[Excerpts from an interface dataset]
════════

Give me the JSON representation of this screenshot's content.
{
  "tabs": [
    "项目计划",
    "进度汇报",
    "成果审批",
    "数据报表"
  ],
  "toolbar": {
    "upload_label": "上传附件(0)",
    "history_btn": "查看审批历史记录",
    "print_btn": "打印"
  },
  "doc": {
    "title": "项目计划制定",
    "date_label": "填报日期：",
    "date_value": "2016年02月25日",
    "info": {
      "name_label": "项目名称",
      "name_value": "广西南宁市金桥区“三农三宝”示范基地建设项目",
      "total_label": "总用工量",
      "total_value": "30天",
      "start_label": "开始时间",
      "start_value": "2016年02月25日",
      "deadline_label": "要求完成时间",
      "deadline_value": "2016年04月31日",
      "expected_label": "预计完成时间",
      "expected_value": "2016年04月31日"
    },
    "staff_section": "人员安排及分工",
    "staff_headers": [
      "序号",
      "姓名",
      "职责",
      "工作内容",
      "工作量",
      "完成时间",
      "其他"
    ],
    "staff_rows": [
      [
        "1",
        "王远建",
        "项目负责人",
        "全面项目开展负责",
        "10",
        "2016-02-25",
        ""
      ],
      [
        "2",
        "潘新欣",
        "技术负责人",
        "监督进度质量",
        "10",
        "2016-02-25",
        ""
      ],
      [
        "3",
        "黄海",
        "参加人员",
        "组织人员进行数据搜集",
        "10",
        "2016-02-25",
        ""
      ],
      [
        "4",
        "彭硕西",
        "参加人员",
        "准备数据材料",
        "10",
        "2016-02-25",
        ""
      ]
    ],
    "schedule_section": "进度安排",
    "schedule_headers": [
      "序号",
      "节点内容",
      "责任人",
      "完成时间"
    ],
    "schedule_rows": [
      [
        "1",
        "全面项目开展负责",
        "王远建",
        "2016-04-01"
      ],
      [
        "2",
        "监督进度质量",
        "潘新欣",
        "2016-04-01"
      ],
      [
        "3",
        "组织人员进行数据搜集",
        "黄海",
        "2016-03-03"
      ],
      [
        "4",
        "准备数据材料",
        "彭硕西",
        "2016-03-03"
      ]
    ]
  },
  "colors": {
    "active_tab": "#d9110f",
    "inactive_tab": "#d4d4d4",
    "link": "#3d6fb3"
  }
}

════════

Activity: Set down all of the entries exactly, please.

Solution to the exercise:
Give me the JSON representation of this screenshot's content.
{
  "tabs": [
    "项目计划",
    "进度汇报",
    "成果审批",
    "数据报表"
  ],
  "toolbar": {
    "upload_label": "上传附件(0)",
    "history_btn": "查看审批历史记录",
    "print_btn": "打印"
  },
  "doc": {
    "title": "项目计划制定",
    "date_label": "填报日期：",
    "date_value": "2016年02月25日",
    "info": {
      "name_label": "项目名称",
      "name_value": "广西南宁市金桥区“三农三宝”示范基地建设项目",
      "total_label": "总用工量",
      "total_value": "30天",
      "start_label": "开始时间",
      "start_value": "2016年02月25日",
      "deadline_label": "要求完成时间",
      "deadline_value": "2016年04月31日",
      "expected_label": "预计完成时间",
      "expected_value": "2016年04月31日"
    },
    "staff_section": "人员安排及分工",
    "staff_headers": [
      "序号",
      "姓名",
      "职责",
      "工作内容",
      "工作量",
      "完成时间",
      "其他"
    ],
    "staff_rows": [
      [
        "1",
        "王远建",
        "项目负责人",
        "全面项目开展负责",
        "10",
        "2016-02-25",
        ""
      ],
      [
        "2",
        "潘新欣",
        "技术负责人",
        "监督进度质量",
        "10",
        "2016-02-25",
        ""
      ],
      [
        "3",
        "黄海",
        "参加人员",
        "组织人员进行数据搜集",
        "10",
        "2016-02-25",
        ""
      ],
      [
        "4",
        "彭硕西",
        "参加人员",
        "准备数据材料",
        "10",
        "2016-02-25",
        ""
      ]
    ],
    "schedule_section": "进度安排",
    "schedule_headers": [
      "序号",
      "节点内容",
      "责任人",
      "完成时间"
    ],
    "schedule_rows": [
      [
        "1",
        "全面项目开展负责",
        "王远建",
        "2016-04-01"
      ],
      [
        "2",
        "监督进度质量",
        "潘新欣",
        "2016-04-01"
      ],
      [
        "3",
        "组织人员进行数据搜集",
        "黄海",
        "2016-03-03"
      ],
      [
        "4",
        "准备数据材料",
        "彭硕西",
        "2016-03-03"
      ]
    ]
  },
  "colors": {
    "active_tab": "#d9110f",
    "inactive_tab": "#d4d4d4",
    "link": "#3d6fb3"
  }
}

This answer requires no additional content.